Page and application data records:
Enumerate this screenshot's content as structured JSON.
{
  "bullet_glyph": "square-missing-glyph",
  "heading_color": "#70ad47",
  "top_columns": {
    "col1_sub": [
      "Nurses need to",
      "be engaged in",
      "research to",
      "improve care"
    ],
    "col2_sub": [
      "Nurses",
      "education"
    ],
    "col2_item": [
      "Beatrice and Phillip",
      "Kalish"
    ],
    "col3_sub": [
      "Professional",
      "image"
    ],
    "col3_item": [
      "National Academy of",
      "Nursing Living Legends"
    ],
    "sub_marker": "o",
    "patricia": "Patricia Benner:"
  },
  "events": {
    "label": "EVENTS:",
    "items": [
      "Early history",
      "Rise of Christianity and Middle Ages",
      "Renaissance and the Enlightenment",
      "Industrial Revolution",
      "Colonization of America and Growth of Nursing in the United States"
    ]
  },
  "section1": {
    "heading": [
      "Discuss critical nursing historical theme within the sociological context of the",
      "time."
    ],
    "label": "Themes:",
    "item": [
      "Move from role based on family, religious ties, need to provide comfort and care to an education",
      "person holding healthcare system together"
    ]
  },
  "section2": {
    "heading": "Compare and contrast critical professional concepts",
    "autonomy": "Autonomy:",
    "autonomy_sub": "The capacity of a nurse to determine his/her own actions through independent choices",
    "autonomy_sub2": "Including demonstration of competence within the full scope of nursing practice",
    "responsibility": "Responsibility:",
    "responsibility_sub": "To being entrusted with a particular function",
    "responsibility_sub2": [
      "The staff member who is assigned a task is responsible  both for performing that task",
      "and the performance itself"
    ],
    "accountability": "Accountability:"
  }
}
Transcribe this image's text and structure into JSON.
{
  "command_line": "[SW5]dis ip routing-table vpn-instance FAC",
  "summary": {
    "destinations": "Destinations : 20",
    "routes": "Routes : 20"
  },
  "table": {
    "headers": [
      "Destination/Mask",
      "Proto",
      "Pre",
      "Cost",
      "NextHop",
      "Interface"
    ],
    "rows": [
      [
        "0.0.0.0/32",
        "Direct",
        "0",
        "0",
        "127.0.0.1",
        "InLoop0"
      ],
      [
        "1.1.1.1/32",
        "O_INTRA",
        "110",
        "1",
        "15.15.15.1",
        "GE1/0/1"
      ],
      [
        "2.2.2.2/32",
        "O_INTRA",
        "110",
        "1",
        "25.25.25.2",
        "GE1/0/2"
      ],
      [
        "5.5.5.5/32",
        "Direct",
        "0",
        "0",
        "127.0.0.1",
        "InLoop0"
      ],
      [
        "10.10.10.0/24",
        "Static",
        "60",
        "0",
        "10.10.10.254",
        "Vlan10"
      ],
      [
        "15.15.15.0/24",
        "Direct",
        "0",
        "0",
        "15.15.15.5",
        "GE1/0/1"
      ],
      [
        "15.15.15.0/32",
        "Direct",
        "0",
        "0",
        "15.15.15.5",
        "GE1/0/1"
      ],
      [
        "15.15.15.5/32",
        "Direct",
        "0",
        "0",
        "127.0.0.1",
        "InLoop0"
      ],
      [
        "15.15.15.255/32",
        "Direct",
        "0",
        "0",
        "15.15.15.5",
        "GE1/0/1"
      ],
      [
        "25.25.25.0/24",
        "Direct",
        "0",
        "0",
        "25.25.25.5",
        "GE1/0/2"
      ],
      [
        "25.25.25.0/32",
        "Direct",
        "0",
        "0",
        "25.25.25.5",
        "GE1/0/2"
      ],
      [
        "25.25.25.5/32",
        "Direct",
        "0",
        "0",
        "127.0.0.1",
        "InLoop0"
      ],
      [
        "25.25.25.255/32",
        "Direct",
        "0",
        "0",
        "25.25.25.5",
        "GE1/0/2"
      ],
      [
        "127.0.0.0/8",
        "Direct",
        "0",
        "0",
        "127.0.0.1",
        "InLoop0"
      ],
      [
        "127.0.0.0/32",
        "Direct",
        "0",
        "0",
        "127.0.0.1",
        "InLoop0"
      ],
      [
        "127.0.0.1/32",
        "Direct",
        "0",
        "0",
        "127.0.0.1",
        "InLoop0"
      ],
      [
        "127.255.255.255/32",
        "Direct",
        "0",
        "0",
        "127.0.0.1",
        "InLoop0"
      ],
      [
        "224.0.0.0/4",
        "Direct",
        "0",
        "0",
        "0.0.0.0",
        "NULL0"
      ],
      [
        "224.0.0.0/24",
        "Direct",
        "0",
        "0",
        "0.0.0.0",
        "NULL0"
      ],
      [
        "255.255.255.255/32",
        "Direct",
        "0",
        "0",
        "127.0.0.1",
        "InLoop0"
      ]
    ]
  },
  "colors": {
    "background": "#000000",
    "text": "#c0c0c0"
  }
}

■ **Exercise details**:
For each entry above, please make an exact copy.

■ **Solved exercise**:
Enumerate this screenshot's content as structured JSON.
{
  "bullet_glyph": "square-missing-glyph",
  "heading_color": "#70ad47",
  "top_columns": {
    "col1_sub": [
      "Nurses need to",
      "be engaged in",
      "research to",
      "improve care"
    ],
    "col2_sub": [
      "Nurses",
      "education"
    ],
    "col2_item": [
      "Beatrice and Phillip",
      "Kalish"
    ],
    "col3_sub": [
      "Professional",
      "image"
    ],
    "col3_item": [
      "National Academy of",
      "Nursing Living Legends"
    ],
    "sub_marker": "o",
    "patricia": "Patricia Benner:"
  },
  "events": {
    "label": "EVENTS:",
    "items": [
      "Early history",
      "Rise of Christianity and Middle Ages",
      "Renaissance and the Enlightenment",
      "Industrial Revolution",
      "Colonization of America and Growth of Nursing in the United States"
    ]
  },
  "section1": {
    "heading": [
      "Discuss critical nursing historical theme within the sociological context of the",
      "time."
    ],
    "label": "Themes:",
    "item": [
      "Move from role based on family, religious ties, need to provide comfort and care to an education",
      "person holding healthcare system together"
    ]
  },
  "section2": {
    "heading": "Compare and contrast critical professional concepts",
    "autonomy": "Autonomy:",
    "autonomy_sub": "The capacity of a nurse to determine his/her own actions through independent choices",
    "autonomy_sub2": "Including demonstration of competence within the full scope of nursing practice",
    "responsibility": "Responsibility:",
    "responsibility_sub": "To being entrusted with a particular function",
    "responsibility_sub2": [
      "The staff member who is assigned a task is responsible  both for performing that task",
      "and the performance itself"
    ],
    "accountability": "Accountability:"
  }
}
Transcribe this image's text and structure into JSON.
{
  "command_line": "[SW5]dis ip routing-table vpn-instance FAC",
  "summary": {
    "destinations": "Destinations : 20",
    "routes": "Routes : 20"
  },
  "table": {
    "headers": [
      "Destination/Mask",
      "Proto",
      "Pre",
      "Cost",
      "NextHop",
      "Interface"
    ],
    "rows": [
      [
        "0.0.0.0/32",
        "Direct",
        "0",
        "0",
        "127.0.0.1",
        "InLoop0"
      ],
      [
        "1.1.1.1/32",
        "O_INTRA",
        "110",
        "1",
        "15.15.15.1",
        "GE1/0/1"
      ],
      [
        "2.2.2.2/32",
        "O_INTRA",
        "110",
        "1",
        "25.25.25.2",
        "GE1/0/2"
      ],
      [
        "5.5.5.5/32",
        "Direct",
        "0",
        "0",
        "127.0.0.1",
        "InLoop0"
      ],
      [
        "10.10.10.0/24",
        "Static",
        "60",
        "0",
        "10.10.10.254",
        "Vlan10"
      ],
      [
        "15.15.15.0/24",
        "Direct",
        "0",
        "0",
        "15.15.15.5",
        "GE1/0/1"
      ],
      [
        "15.15.15.0/32",
        "Direct",
        "0",
        "0",
        "15.15.15.5",
        "GE1/0/1"
      ],
      [
        "15.15.15.5/32",
        "Direct",
        "0",
        "0",
        "127.0.0.1",
        "InLoop0"
      ],
      [
        "15.15.15.255/32",
        "Direct",
        "0",
        "0",
        "15.15.15.5",
        "GE1/0/1"
      ],
      [
        "25.25.25.0/24",
        "Direct",
        "0",
        "0",
        "25.25.25.5",
        "GE1/0/2"
      ],
      [
        "25.25.25.0/32",
        "Direct",
        "0",
        "0",
        "25.25.25.5",
        "GE1/0/2"
      ],
      [
        "25.25.25.5/32",
        "Direct",
        "0",
        "0",
        "127.0.0.1",
        "InLoop0"
      ],
      [
        "25.25.25.255/32",
        "Direct",
        "0",
        "0",
        "25.25.25.5",
        "GE1/0/2"
      ],
      [
        "127.0.0.0/8",
        "Direct",
        "0",
        "0",
        "127.0.0.1",
        "InLoop0"
      ],
      [
        "127.0.0.0/32",
        "Direct",
        "0",
        "0",
        "127.0.0.1",
        "InLoop0"
      ],
      [
        "127.0.0.1/32",
        "Direct",
        "0",
        "0",
        "127.0.0.1",
        "InLoop0"
      ],
      [
        "127.255.255.255/32",
        "Direct",
        "0",
        "0",
        "127.0.0.1",
        "InLoop0"
      ],
      [
        "224.0.0.0/4",
        "Direct",
        "0",
        "0",
        "0.0.0.0",
        "NULL0"
      ],
      [
        "224.0.0.0/24",
        "Direct",
        "0",
        "0",
        "0.0.0.0",
        "NULL0"
      ],
      [
        "255.255.255.255/32",
        "Direct",
        "0",
        "0",
        "127.0.0.1",
        "InLoop0"
      ]
    ]
  },
  "colors": {
    "background": "#000000",
    "text": "#c0c0c0"
  }
}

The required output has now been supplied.